This game does take a few missteps however. The most egregious is the leveling system. Weapons, shields, super weapons, and slots to equip these items are all hidden behind a leveling system. While this looks good on paper for increasing the longevity of the game, it actually hurts Revolution Ace. This mechanic means that the player never really has to improve to feel like they are getting better at the game. Simply unlocking a stronger shield or a more damaging weapon will increase the player’s chances at survival. This mechanic on it’s own isn’t a problem but when combined with other systems it fails. You see, the change to a health and shield mechanic means that more bullets need to be on the screen for the player to feel in danger. Thus we have enemies like the Spammer, who fires a chaingun in a cone shape, and usually appear two at a time. Their fire takes up somewhere between 1/3 to 1/2 of the screen leaving the player very little room to dodge any other ships. Also, the only way to destroy the Spammers is to get into the hail of bullets as your weapons only fire forwards. This isn’t an isolated situation either. The player is expected to get hit. So how do you balance a game where the player’s health and damage output are variable? The usual answer: you can’t. Thus, the game is nigh impossible at the beginning, when the player is under equipped, and too easy at the end, when the player is a flying death machine.
Revolution Ace attempts to breathe life into a stagnant genre and, for the most part, it does. A quick check on its Steam page shows almost 400 reviews with a “Mostly Positive” rating. However, this genre resurrection is paid at a high price as most of the systems that made the genre popular in the first place have been sacrificed in favor of grinding and a generic power fantasy mechanic.
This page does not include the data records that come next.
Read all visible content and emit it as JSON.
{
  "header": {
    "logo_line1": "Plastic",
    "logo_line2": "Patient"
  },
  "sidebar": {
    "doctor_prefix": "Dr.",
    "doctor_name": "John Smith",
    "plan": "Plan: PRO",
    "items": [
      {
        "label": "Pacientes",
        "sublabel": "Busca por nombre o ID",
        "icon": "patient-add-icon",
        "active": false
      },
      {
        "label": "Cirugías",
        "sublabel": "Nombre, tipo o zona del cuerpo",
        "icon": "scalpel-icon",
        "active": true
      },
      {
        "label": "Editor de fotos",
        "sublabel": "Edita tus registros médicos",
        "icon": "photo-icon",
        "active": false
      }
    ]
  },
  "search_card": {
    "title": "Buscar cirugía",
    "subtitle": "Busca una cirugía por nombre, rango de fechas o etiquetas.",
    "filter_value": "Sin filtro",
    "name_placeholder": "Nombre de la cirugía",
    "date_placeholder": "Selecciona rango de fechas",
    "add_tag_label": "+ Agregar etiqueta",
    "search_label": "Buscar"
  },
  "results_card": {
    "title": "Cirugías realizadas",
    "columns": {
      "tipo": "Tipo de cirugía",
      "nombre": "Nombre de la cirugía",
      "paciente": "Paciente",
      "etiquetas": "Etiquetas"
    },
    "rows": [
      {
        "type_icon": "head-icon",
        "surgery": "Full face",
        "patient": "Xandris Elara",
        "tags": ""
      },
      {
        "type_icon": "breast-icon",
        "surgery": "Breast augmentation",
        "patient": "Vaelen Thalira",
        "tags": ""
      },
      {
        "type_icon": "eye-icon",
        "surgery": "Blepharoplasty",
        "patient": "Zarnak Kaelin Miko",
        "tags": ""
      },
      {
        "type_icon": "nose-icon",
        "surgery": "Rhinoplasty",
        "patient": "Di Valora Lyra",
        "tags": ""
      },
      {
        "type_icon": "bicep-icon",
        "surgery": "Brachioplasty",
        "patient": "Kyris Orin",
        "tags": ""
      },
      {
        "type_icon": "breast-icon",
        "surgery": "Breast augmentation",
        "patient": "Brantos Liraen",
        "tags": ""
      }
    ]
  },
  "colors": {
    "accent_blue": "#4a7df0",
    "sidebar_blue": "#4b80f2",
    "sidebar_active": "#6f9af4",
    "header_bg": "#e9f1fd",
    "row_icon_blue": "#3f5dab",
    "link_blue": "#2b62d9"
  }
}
There is obviously a market for this type of gameplay but I don’t see much intersection with the fanbase of the older style of sidescrolling shooters.